Whatever you want to call it, high stomach acid is very common and affects zillions of people.
Is It Really High?
Before we actually accept it is high stomach acid, you need to read about low stomach acid. I know, I know; that sounds the opposite of what you are having but, trust me, the symptoms are exactly the same and LOW rather than high stomach acid is much more common. In practice, it rarely turns out to be actual high stomach acid. Promise. Check that out first.
If you don’t believe me, try this quick test first. Next time you feel some acid (given that you know you don’t have an ulcer or raw broken skin etc that you could make worse!), try putting a teaspoon of fresh lemon juice in a little water and drinking it. If your acid gets worse, yup; it could be too high. Take some milk of magnesia or your usual antacid to bring it back down. Most often, though, it won’t change or it actually improves. That’s your clue it is probably low. Honest.
For more on this subject, see the Low Stomach Acid page.
Other Causes Of Stomach Acid Problems
Ok, if you’re convinced it is actually high stomach acid, next you need to look at the possible causes of that.
In short, the most common factors I have found clinically have been emotional stress (do not underestimate this one; most people do), a food intolerance reaction (ditto) and H. pylori bacterial infection.
Of course, it can be all three!
Helicobacter pylori infection is very easy to test for, using either a stool test or a breath test or the GastroPanel comprehensive antibody test (see Gut Tests here).
For emotional stress, each time you get the symptoms, note down what you were just feeling. What were you thinking about? Is there a pattern after a few times? Is it linked to a particular emotion eg. fear, anger, frustration, sadness, guilt etc. OK, sounds a bit wacky, but it honestly is a common link.
Re food intolerance, again note down what you ate for the meal before and the meal before that one. Do it several times and see if there is a pattern. Follow the Low GL diet here to remove the most common allergens and see what happens; does it get better? I will eat my hat if it doesn’t improve at least to some degree!
(Ignore the name of the plan by the way; it fits so many needs and I haven’t had time to rewrite it for lots of different health conditions! Suffice to say; it suits most people, not least because it removes the key allergens involved in GERD.)
More Resources …
Rather then reinvent the wheel, I will leave it to a series of articles written by Chris Kesser, which I think are particularly good.
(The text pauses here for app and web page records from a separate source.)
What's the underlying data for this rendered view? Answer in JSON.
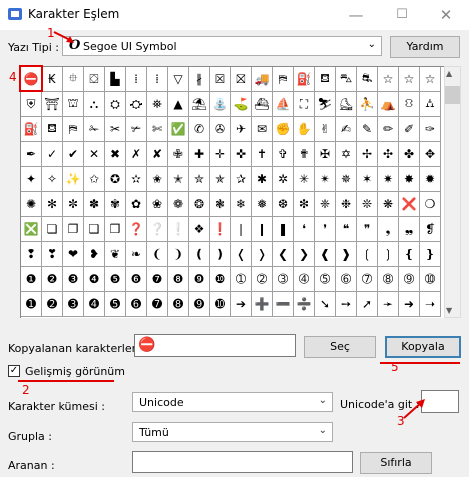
{
  "window": {
    "title": "Karakter Eşlem",
    "minimize": "—",
    "maximize": "☐",
    "close": "✕"
  },
  "font_row": {
    "label": "Yazı Tipi :",
    "font_icon": "O",
    "font_value": "Segoe UI Symbol",
    "help_label": "Yardım"
  },
  "grid_rows": [
    [
      "⛔",
      "₭",
      "⯐",
      "⛋",
      "▙",
      "⁞",
      "⁞",
      "▽",
      "∦",
      "☒",
      "⛝",
      "🚚",
      "⛿",
      "⛽",
      "⛾",
      "⛍",
      "⛐",
      "☆",
      "☆",
      "☆"
    ],
    [
      "⛨",
      "⛩",
      "⛫",
      "⛬",
      "⛭",
      "⛮",
      "⛯",
      "▲",
      "⛱",
      "⛲",
      "⛳",
      "⛴",
      "⛵",
      "⛶",
      "⛷",
      "⛸",
      "⛹",
      "⛺",
      "⛻",
      "⛼"
    ],
    [
      "⛽",
      "⛾",
      "⛿",
      "✁",
      "✂",
      "✃",
      "✄",
      "✅",
      "✆",
      "✇",
      "✈",
      "✉",
      "✊",
      "✋",
      "✌",
      "✍",
      "✎",
      "✏",
      "✐",
      "✑"
    ],
    [
      "✒",
      "✓",
      "✔",
      "✕",
      "✖",
      "✗",
      "✘",
      "✙",
      "✚",
      "✛",
      "✜",
      "✝",
      "✞",
      "✟",
      "✠",
      "✡",
      "✢",
      "✣",
      "✤",
      "✥"
    ],
    [
      "✦",
      "✧",
      "✨",
      "✩",
      "✪",
      "✫",
      "✬",
      "✭",
      "✮",
      "✯",
      "✰",
      "✱",
      "✲",
      "✳",
      "✴",
      "✵",
      "✶",
      "✷",
      "✸",
      "✹"
    ],
    [
      "✺",
      "✻",
      "✼",
      "✽",
      "✾",
      "✿",
      "❀",
      "❁",
      "❂",
      "❃",
      "❄",
      "❅",
      "❆",
      "❇",
      "❈",
      "❉",
      "❊",
      "❋",
      "❌",
      "❍"
    ],
    [
      "❎",
      "❏",
      "❐",
      "❑",
      "❒",
      "❓",
      "❔",
      "❕",
      "❖",
      "❗",
      "❘",
      "❙",
      "❚",
      "❛",
      "❜",
      "❝",
      "❞",
      "❟",
      "❠",
      "❡"
    ],
    [
      "❢",
      "❣",
      "❤",
      "❥",
      "❦",
      "❧",
      "❨",
      "❩",
      "❪",
      "❫",
      "❬",
      "❭",
      "❮",
      "❯",
      "❰",
      "❱",
      "❲",
      "❳",
      "❴",
      "❵"
    ],
    [
      "❶",
      "❷",
      "❸",
      "❹",
      "❺",
      "❻",
      "❼",
      "❽",
      "❾",
      "❿",
      "➀",
      "➁",
      "➂",
      "➃",
      "➄",
      "➅",
      "➆",
      "➇",
      "➈",
      "➉"
    ],
    [
      "➊",
      "➋",
      "➌",
      "➍",
      "➎",
      "➏",
      "➐",
      "➑",
      "➒",
      "➓",
      "➔",
      "➕",
      "➖",
      "➗",
      "➘",
      "➙",
      "➚",
      "➛",
      "➜",
      "➝"
    ]
  ],
  "copy_row": {
    "label": "Kopyalanan karakterler :",
    "copied_value": "⛔",
    "select_label": "Seç",
    "copy_label": "Kopyala"
  },
  "advanced": {
    "label": "Gelişmiş görünüm",
    "checked": true
  },
  "charset": {
    "label": "Karakter kümesi :",
    "value": "Unicode"
  },
  "goto": {
    "label": "Unicode'a git :",
    "value": ""
  },
  "group": {
    "label": "Grupla :",
    "value": "Tümü"
  },
  "search": {
    "label": "Aranan :",
    "value": "",
    "reset_label": "Sıfırla"
  },
  "annotations": {
    "n1": "1",
    "n2": "2",
    "n3": "3",
    "n4": "4",
    "n5": "5"
  },
  "colors": {
    "annotation": "#e00000",
    "focus": "#3c7fb1"
  }
}
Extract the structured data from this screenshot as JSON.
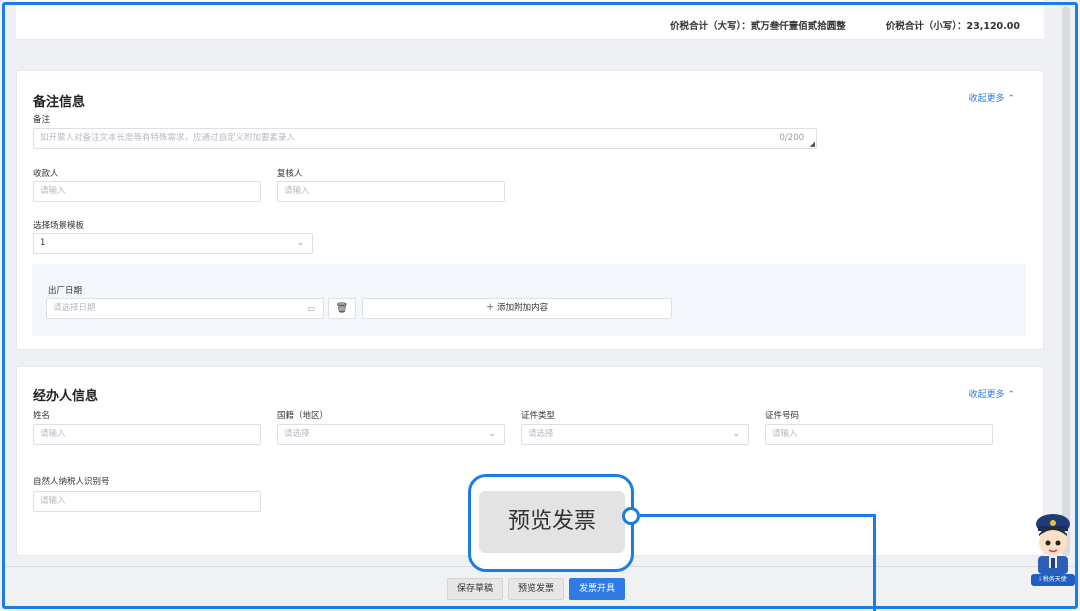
{
  "totals": {
    "upper_label": "价税合计（大写）：",
    "upper_value": "贰万叁仟壹佰贰拾圆整",
    "lower_label": "价税合计（小写）：",
    "lower_value": "23,120.00"
  },
  "remarks": {
    "title": "备注信息",
    "collapse": "收起更多",
    "remark_label": "备注",
    "remark_placeholder": "如开票人对备注文本长度等有特殊需求，应通过自定义附加要素录入",
    "remark_counter": "0/200",
    "payee_label": "收款人",
    "payee_placeholder": "请输入",
    "reviewer_label": "复核人",
    "reviewer_placeholder": "请输入",
    "template_label": "选择场景模板",
    "template_value": "1",
    "factory_date_label": "出厂日期",
    "factory_date_placeholder": "请选择日期",
    "add_content": "添加附加内容"
  },
  "handler": {
    "title": "经办人信息",
    "collapse": "收起更多",
    "name_label": "姓名",
    "name_placeholder": "请输入",
    "country_label": "国籍（地区）",
    "country_placeholder": "请选择",
    "id_type_label": "证件类型",
    "id_type_placeholder": "请选择",
    "id_number_label": "证件号码",
    "id_number_placeholder": "请输入",
    "taxid_label": "自然人纳税人识别号",
    "taxid_placeholder": "请输入"
  },
  "footer": {
    "save_draft": "保存草稿",
    "preview": "预览发票",
    "issue": "发票开具"
  },
  "callout": {
    "text": "预览发票"
  },
  "mascot": {
    "badge_text": "i 税务天使"
  },
  "colors": {
    "accent": "#1a7de6",
    "primary_button": "#2f7be6"
  }
}
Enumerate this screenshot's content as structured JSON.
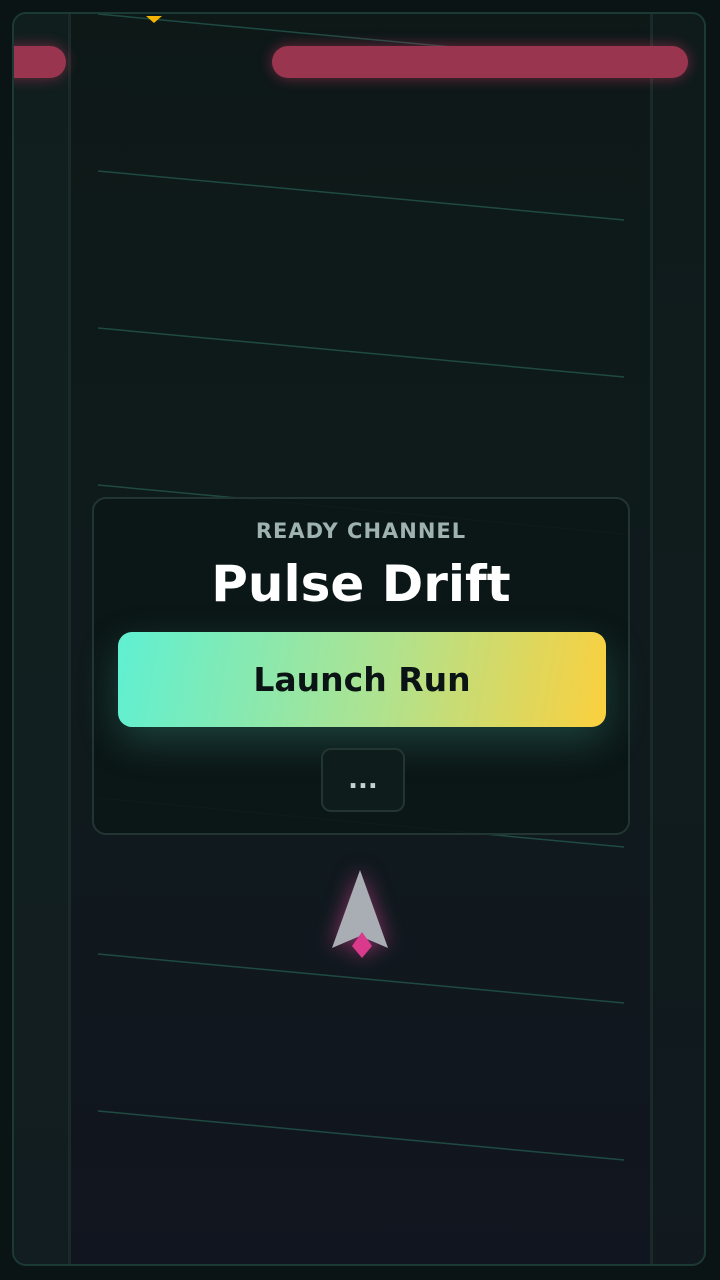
{
  "game": {
    "menu": {
      "eyebrow": "READY CHANNEL",
      "title": "Pulse Drift",
      "primary_action": "Launch Run",
      "more_action": "..."
    },
    "colors": {
      "barrier": "#9a3550",
      "accent_start": "#5ff0d2",
      "accent_end": "#fbd03e",
      "ship": "#a8aeb4",
      "ship_thruster": "#d93a8c",
      "pickup": "#f5b400"
    },
    "icons": {
      "player": "arrow-ship-icon",
      "pickup": "triangle-pickup-icon"
    }
  }
}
Start with the first article in the series here:
Next, some simple natural remedies recommended by another physician I really rate: Dr Murray:
Also, he has written this:
I hope that helps to start you off. Good luck!